AIM OF THE TASK: Every line with "name" in it must be copied from the data.

SOURCE INFORMATION:
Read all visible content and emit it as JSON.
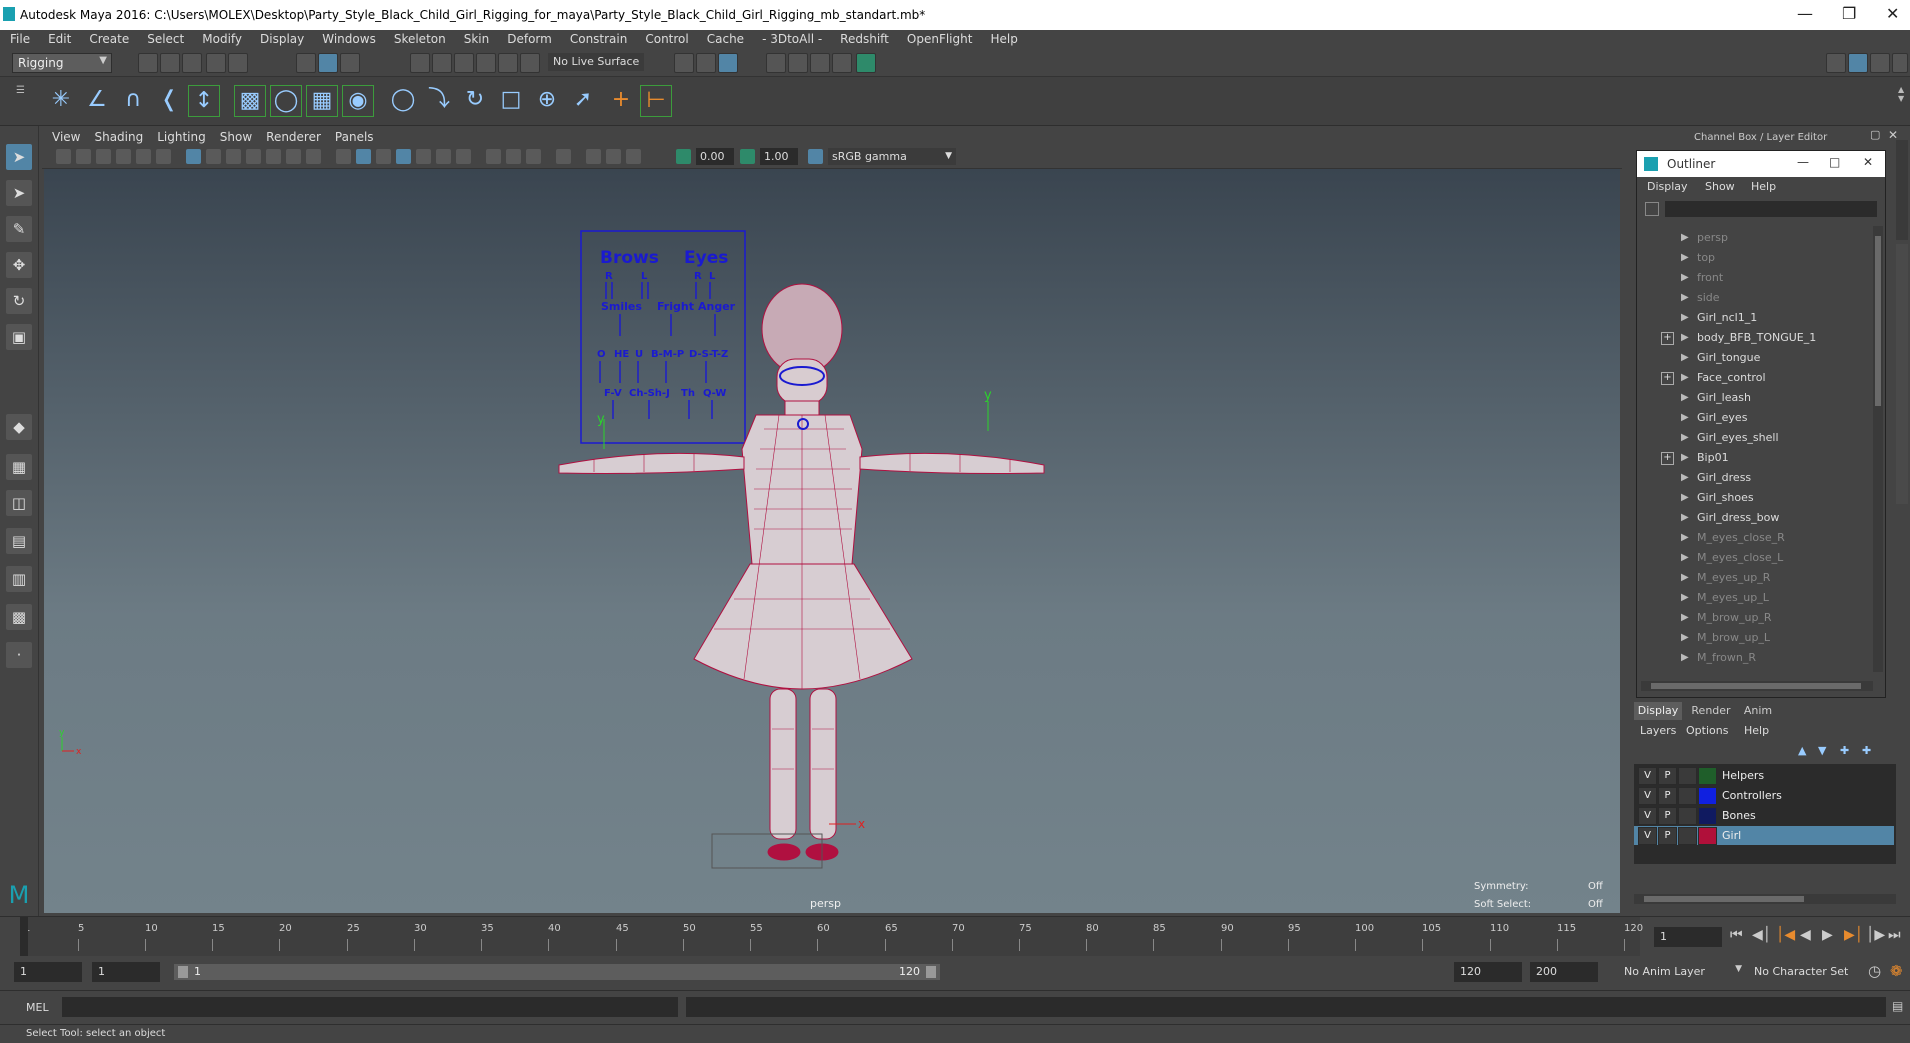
{
  "window": {
    "title": "Autodesk Maya 2016: C:\\Users\\MOLEX\\Desktop\\Party_Style_Black_Child_Girl_Rigging_for_maya\\Party_Style_Black_Child_Girl_Rigging_mb_standart.mb*"
  },
  "menubar": [
    "File",
    "Edit",
    "Create",
    "Select",
    "Modify",
    "Display",
    "Windows",
    "Skeleton",
    "Skin",
    "Deform",
    "Constrain",
    "Control",
    "Cache",
    "- 3DtoAll -",
    "Redshift",
    "OpenFlight",
    "Help"
  ],
  "status": {
    "menuset": "Rigging",
    "live_surface": "No Live Surface"
  },
  "viewport": {
    "menu": [
      "View",
      "Shading",
      "Lighting",
      "Show",
      "Renderer",
      "Panels"
    ],
    "near_value": "0.00",
    "far_value": "1.00",
    "color_space": "sRGB gamma",
    "camera_label": "persp",
    "symmetry_label": "Symmetry:",
    "symmetry_value": "Off",
    "soft_select_label": "Soft Select:",
    "soft_select_value": "Off",
    "face_panel": {
      "brows": "Brows",
      "eyes": "Eyes",
      "r1": "R",
      "l1": "L",
      "r2": "R",
      "l2": "L",
      "smiles": "Smiles",
      "fright": "Fright",
      "anger": "Anger",
      "o": "O",
      "he": "HE",
      "u": "U",
      "bmp": "B-M-P",
      "dstz": "D-S-T-Z",
      "fv": "F-V",
      "chshj": "Ch-Sh-J",
      "th": "Th",
      "qw": "Q-W"
    },
    "axis_y": "y",
    "axis_x": "x",
    "axis_z": "z"
  },
  "channel_box_title": "Channel Box / Layer Editor",
  "outliner": {
    "title": "Outliner",
    "menu": [
      "Display",
      "Show",
      "Help"
    ],
    "items": [
      {
        "label": "persp",
        "dim": true,
        "plus": false
      },
      {
        "label": "top",
        "dim": true,
        "plus": false
      },
      {
        "label": "front",
        "dim": true,
        "plus": false
      },
      {
        "label": "side",
        "dim": true,
        "plus": false
      },
      {
        "label": "Girl_ncl1_1",
        "dim": false,
        "plus": false
      },
      {
        "label": "body_BFB_TONGUE_1",
        "dim": false,
        "plus": true
      },
      {
        "label": "Girl_tongue",
        "dim": false,
        "plus": false
      },
      {
        "label": "Face_control",
        "dim": false,
        "plus": true
      },
      {
        "label": "Girl_leash",
        "dim": false,
        "plus": false
      },
      {
        "label": "Girl_eyes",
        "dim": false,
        "plus": false
      },
      {
        "label": "Girl_eyes_shell",
        "dim": false,
        "plus": false
      },
      {
        "label": "Bip01",
        "dim": false,
        "plus": true
      },
      {
        "label": "Girl_dress",
        "dim": false,
        "plus": false
      },
      {
        "label": "Girl_shoes",
        "dim": false,
        "plus": false
      },
      {
        "label": "Girl_dress_bow",
        "dim": false,
        "plus": false
      },
      {
        "label": "M_eyes_close_R",
        "dim": true,
        "plus": false
      },
      {
        "label": "M_eyes_close_L",
        "dim": true,
        "plus": false
      },
      {
        "label": "M_eyes_up_R",
        "dim": true,
        "plus": false
      },
      {
        "label": "M_eyes_up_L",
        "dim": true,
        "plus": false
      },
      {
        "label": "M_brow_up_R",
        "dim": true,
        "plus": false
      },
      {
        "label": "M_brow_up_L",
        "dim": true,
        "plus": false
      },
      {
        "label": "M_frown_R",
        "dim": true,
        "plus": false
      }
    ]
  },
  "layer_editor": {
    "tabs": [
      "Display",
      "Render",
      "Anim"
    ],
    "menu": [
      "Layers",
      "Options",
      "Help"
    ],
    "layers": [
      {
        "v": "V",
        "p": "P",
        "name": "Helpers",
        "color": "#1f5e2a"
      },
      {
        "v": "V",
        "p": "P",
        "name": "Controllers",
        "color": "#1020e0"
      },
      {
        "v": "V",
        "p": "P",
        "name": "Bones",
        "color": "#101a60"
      },
      {
        "v": "V",
        "p": "P",
        "name": "Girl",
        "color": "#b0103a"
      }
    ]
  },
  "timeline": {
    "ticks": [
      "1",
      "5",
      "10",
      "15",
      "20",
      "25",
      "30",
      "35",
      "40",
      "45",
      "50",
      "55",
      "60",
      "65",
      "70",
      "75",
      "80",
      "85",
      "90",
      "95",
      "100",
      "105",
      "110",
      "115",
      "120"
    ],
    "current_frame": "1"
  },
  "range": {
    "start": "1",
    "inner_start": "1",
    "slider_start": "1",
    "slider_end": "120",
    "end": "120",
    "outer_end": "200",
    "anim_layer": "No Anim Layer",
    "character_set": "No Character Set"
  },
  "command": {
    "label": "MEL"
  },
  "help_text": "Select Tool: select an object",
  "colors": {
    "accent": "#5285a6",
    "mesh": "#b01040",
    "controls": "#1a1ad0"
  }
}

COMPLETED EXERCISE:
        "name": "Helpers",
        "name": "Controllers",
        "name": "Bones",
        "name": "Girl",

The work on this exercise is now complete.